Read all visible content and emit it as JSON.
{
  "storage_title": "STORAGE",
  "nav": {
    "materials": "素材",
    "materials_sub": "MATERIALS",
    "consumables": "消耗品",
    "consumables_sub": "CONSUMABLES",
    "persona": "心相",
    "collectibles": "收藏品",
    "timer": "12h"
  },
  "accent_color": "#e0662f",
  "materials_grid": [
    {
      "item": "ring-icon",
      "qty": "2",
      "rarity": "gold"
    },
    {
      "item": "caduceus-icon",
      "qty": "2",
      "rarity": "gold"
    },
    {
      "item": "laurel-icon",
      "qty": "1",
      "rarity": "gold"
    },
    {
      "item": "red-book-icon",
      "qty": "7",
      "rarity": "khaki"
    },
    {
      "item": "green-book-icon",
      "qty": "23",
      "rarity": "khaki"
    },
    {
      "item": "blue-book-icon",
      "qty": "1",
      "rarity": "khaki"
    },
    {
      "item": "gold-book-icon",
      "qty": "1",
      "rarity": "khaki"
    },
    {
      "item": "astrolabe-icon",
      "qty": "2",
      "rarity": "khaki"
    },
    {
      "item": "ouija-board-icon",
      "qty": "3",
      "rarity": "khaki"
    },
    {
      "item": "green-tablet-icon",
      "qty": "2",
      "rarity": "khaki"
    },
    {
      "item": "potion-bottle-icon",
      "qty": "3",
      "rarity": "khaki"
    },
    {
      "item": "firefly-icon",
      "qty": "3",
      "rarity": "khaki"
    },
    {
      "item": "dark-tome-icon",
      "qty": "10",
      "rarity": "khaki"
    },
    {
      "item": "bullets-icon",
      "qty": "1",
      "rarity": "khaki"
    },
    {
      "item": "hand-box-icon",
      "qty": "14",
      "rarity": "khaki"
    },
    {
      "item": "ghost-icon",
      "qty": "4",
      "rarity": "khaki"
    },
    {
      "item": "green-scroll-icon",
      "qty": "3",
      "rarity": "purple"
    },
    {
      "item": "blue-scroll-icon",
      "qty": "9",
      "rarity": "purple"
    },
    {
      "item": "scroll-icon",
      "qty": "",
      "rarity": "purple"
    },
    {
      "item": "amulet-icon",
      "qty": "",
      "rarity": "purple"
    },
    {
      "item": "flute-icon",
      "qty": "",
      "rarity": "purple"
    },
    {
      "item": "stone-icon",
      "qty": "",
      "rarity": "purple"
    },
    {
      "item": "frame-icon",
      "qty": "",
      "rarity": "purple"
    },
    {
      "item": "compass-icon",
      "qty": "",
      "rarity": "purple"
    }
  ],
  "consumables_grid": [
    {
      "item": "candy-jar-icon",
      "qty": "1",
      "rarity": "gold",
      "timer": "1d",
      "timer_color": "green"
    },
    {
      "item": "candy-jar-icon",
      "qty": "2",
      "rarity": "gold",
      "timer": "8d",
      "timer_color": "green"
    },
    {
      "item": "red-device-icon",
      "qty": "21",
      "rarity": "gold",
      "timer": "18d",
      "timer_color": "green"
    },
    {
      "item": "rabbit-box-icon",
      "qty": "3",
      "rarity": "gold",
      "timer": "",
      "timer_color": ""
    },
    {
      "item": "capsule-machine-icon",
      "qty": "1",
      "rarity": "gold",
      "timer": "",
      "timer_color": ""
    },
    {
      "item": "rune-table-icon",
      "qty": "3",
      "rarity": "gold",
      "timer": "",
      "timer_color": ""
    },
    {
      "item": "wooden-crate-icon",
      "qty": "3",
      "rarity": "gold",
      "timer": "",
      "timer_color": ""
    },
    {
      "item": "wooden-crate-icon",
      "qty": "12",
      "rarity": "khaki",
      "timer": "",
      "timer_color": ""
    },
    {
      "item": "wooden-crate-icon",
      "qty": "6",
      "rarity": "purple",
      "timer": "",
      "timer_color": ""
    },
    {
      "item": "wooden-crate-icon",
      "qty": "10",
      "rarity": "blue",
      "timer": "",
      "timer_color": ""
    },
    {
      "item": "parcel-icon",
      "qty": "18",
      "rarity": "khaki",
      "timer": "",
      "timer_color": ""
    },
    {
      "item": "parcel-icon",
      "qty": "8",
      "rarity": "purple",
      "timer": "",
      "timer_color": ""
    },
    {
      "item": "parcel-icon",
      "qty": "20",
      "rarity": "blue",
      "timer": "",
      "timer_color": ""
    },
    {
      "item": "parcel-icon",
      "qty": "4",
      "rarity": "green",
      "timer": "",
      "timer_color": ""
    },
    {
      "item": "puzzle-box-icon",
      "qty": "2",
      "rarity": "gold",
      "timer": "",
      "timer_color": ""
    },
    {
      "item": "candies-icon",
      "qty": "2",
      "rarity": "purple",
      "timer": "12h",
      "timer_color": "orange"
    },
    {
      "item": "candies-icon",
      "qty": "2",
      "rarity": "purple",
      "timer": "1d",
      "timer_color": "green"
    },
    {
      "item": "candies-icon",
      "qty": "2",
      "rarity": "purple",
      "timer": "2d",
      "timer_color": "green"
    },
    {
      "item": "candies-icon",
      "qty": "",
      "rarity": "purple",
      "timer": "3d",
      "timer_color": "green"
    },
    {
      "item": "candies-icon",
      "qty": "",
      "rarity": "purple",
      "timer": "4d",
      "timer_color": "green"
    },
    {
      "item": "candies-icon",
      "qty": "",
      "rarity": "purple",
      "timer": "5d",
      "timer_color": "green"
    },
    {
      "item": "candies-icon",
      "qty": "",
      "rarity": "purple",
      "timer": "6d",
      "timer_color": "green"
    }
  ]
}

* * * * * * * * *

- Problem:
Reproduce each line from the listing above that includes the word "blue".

- Response to the exercise:
      "item": "blue-book-icon",
      "item": "blue-scroll-icon",
      "rarity": "blue",
      "rarity": "blue",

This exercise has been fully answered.